## [DATA SHOWN]
========

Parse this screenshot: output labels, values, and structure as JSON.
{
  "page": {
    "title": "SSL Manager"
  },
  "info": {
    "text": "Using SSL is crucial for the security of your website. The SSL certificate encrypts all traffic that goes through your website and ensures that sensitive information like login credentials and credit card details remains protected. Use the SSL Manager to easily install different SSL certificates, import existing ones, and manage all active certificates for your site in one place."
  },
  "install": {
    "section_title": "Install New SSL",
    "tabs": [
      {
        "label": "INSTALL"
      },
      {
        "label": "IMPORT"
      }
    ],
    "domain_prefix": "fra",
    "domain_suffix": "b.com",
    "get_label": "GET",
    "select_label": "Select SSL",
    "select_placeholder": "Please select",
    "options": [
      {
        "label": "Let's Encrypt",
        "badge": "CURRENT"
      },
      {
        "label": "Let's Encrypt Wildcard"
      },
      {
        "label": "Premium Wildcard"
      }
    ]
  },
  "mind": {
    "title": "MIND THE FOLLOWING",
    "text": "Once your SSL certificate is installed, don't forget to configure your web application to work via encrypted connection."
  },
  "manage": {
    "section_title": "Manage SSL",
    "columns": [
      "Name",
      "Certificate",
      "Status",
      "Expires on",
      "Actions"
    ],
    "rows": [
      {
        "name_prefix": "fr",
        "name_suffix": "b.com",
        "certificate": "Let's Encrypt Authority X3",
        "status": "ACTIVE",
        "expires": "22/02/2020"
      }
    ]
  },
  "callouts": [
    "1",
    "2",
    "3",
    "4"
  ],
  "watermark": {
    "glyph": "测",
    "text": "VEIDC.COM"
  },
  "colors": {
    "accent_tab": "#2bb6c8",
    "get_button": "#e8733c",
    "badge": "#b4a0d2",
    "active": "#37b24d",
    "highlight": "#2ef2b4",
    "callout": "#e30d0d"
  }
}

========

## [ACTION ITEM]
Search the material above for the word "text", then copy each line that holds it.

## [TASK RESPONSE]
    "text": "Using SSL is crucial for the security of your website. The SSL certificate encrypts all traffic that goes through your website and ensures that sensitive information like login credentials and credit card details remains protected. Use the SSL Manager to easily install different SSL certificates, import existing ones, and manage all active certificates for your site in one place."
    "text": "Once your SSL certificate is installed, don't forget to configure your web application to work via encrypted connection."
    "text": "VEIDC.COM"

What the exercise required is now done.